Monday, May 27, 2013

8000 Things NOT To Do: How Does Your Garden Grow?

This post is part of a series of posts entitled, “I Don’t Know What To Do, But Here are 8000 Things NOT To Do.” This is what my husband suggested as a title for my blog, so I believe it must be a fitting title for this series of posts. I will add to the series as relevant events occur. And believe me—they will. 

Here is one more thing NOT to do:
Today we planted a garden. 

Yes, it’s the end of May—sort of late for planting a garden. But Rosemary’s New Year’s Resolution (you can read about mine here) was to plant a garden, and we’ve been busy with ball and ballet and work and life and stuff, and it’s rained a lot, and sometimes it has been cold outside, and we had “technical issues” with our tiller, and had to find time to make a trip to Lowes, and…well,  anyway, the fledgling plants and seeds are out there in the dirt. 

Say prayers that they don’t get trampled before we build a little fence. My kids like to run first, think later.

Many earthworms were probably harmed in the planting process. Since Rosemary learned about compost heaps in her first grade class, the girls have their own “compost heap” going (mostly scraps of orange and vegetable peels they won’t let me throw out because they’re working on making their own dirt in a very unscientific, hoarder-like manner). So every time we unearthed a worm, somebody squealed with glee, pulled the worm out of the perfectly fine dirt in the garden, and ran across the yard to the bucket that is supposed to be the compost heap. I guess there are enough worms left in the dirt to aerate the garden. I guess. 

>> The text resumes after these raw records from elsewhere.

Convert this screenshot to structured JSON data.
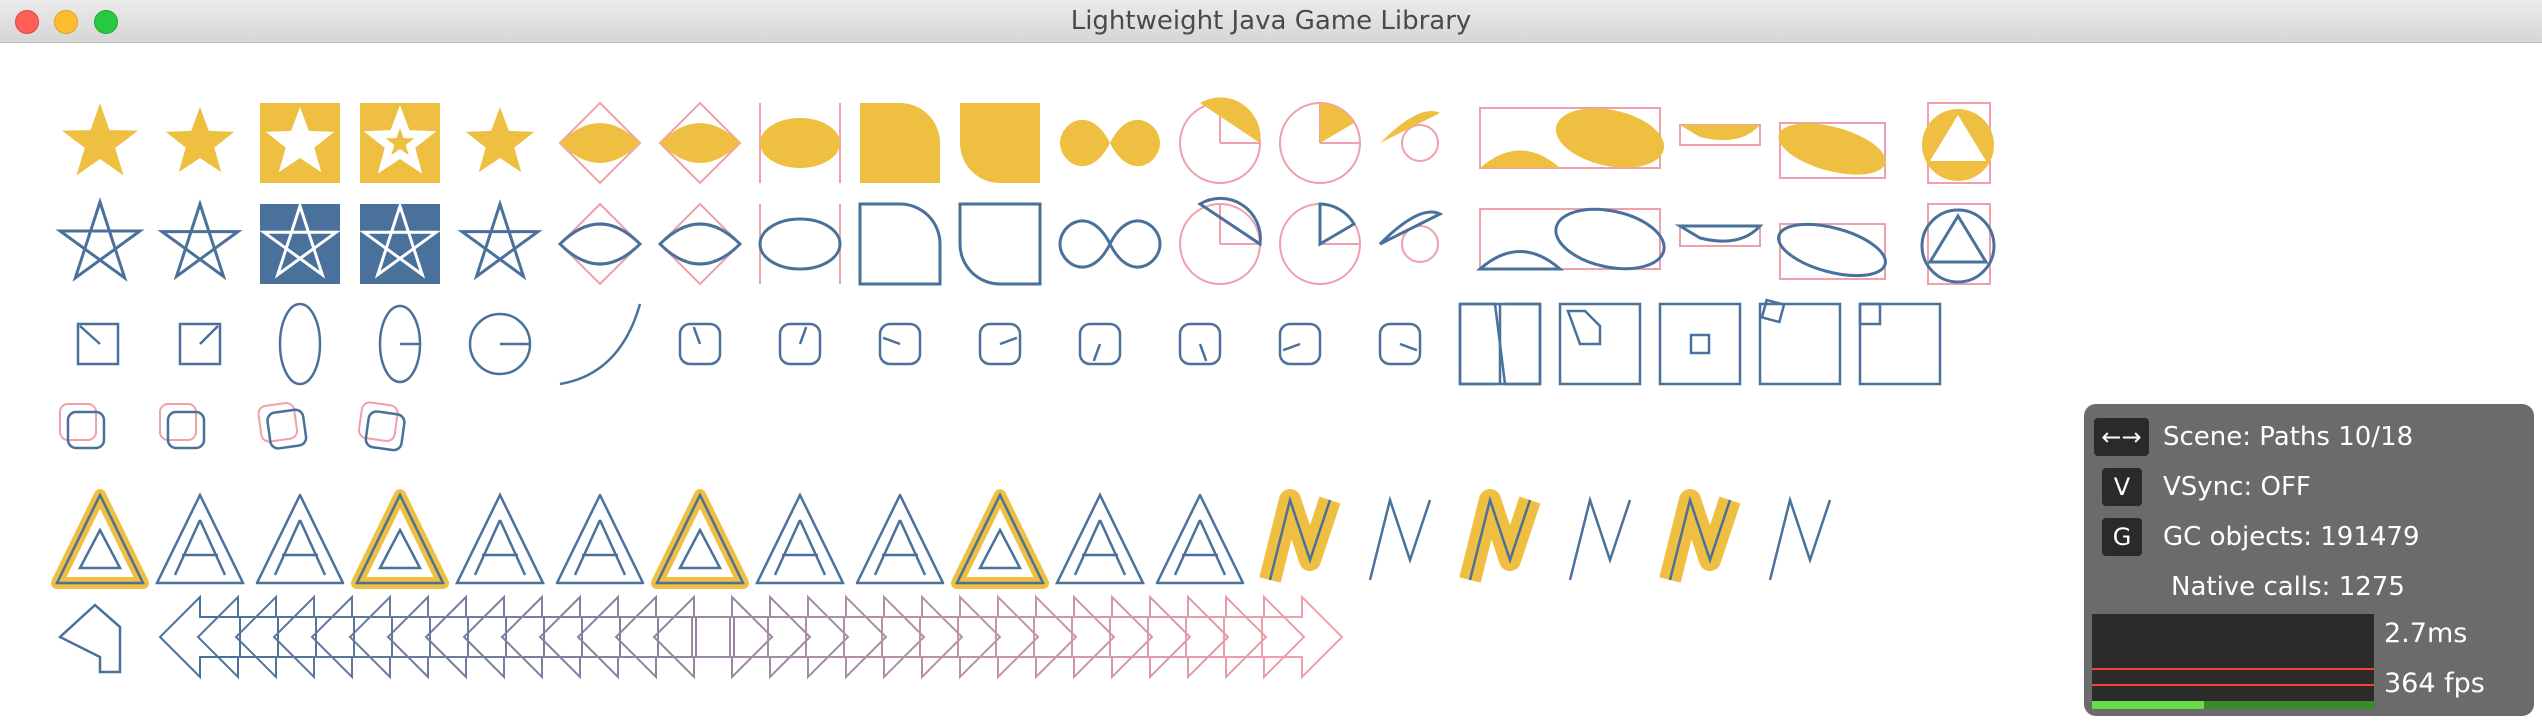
{
  "window": {
    "title": "Lightweight Java Game Library"
  },
  "colors": {
    "fill": "#eebf41",
    "stroke": "#49719b",
    "guide": "#f0a0aa",
    "background": "#ffffff"
  },
  "overlay": {
    "scene_key": "←→",
    "scene_text": "Scene: Paths 10/18",
    "vsync_key": "V",
    "vsync_text": "VSync: OFF",
    "gc_key": "G",
    "gc_text": "GC objects: 191479",
    "native_text": "Native calls: 1275",
    "frame_time": "2.7ms",
    "fps": "364 fps"
  }
}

Anyway, it was supposed to be a fun family experience, and we’ve been looking forward to it since January. There have been weeks of planning and arguing and negotiating—what should go in the garden, how much of what, debate over flowers vs. vegetables…But when the reality of us, some shovels, seeds, and a spade actually happened, I left my husband with the girls to get things started. I sat down and drank a cup of tea. I checked my email. I put away the dishes in the dishwasher. Today is Memorial Day. I was having a holiday. And he’s the one of us who doesn’t actually kill plants. I figured…he’s GOT this.

And for awhile, he DID. He’s patient. Oh, he’s patient. He’s one of the most patient people I’ve ever met. I mean, he teaches MIDDLE SCHOOL. (Nuff said.) But by the time I got out there, he wasn’t patient. He was doing that thing that so many of us do where we just want the kids to go somewhere ELSE and let us do the thing we just want to do.
And he wasn’t able to think of things for them to do, so they were coming up with their own things to do. They were stepping all through the garden, nearly trampling the plants, reaching for earthworms, digging big holes, grabbing the spade out of each other’s hands, fighting over the seed packets. They were playing in the garden; he was planting the garden.

And it was starting to rain.
By the time I got out there and realized what was going on, I felt pretty guilty. And I realized that what would be best for everyone would be for the garden to be finished. D.J. and I planted quickly as we could, and I started making up little jobs for the girls to do to keep them occupied. I let them dig where we weren’t ready to plant. I had them carry dirt. I sent them on errands to throw things away. The faster we could get the garden planted, the better.

By the time we finished, we were all happy. Because it was finished. We were happy because we had planted a garden. We were happy we could stop planting a garden, too. 

I know we aren't supposed to admit this sort of thing after these life-changing, memorable family experiences, but I sure hope it’s more fun watching it grow than it was to plant.

Has you ever tried to do something fun with your kids that just ended up being a big stressful mess? Drop me a line!

photo credit: Chiot's Run via photopin cc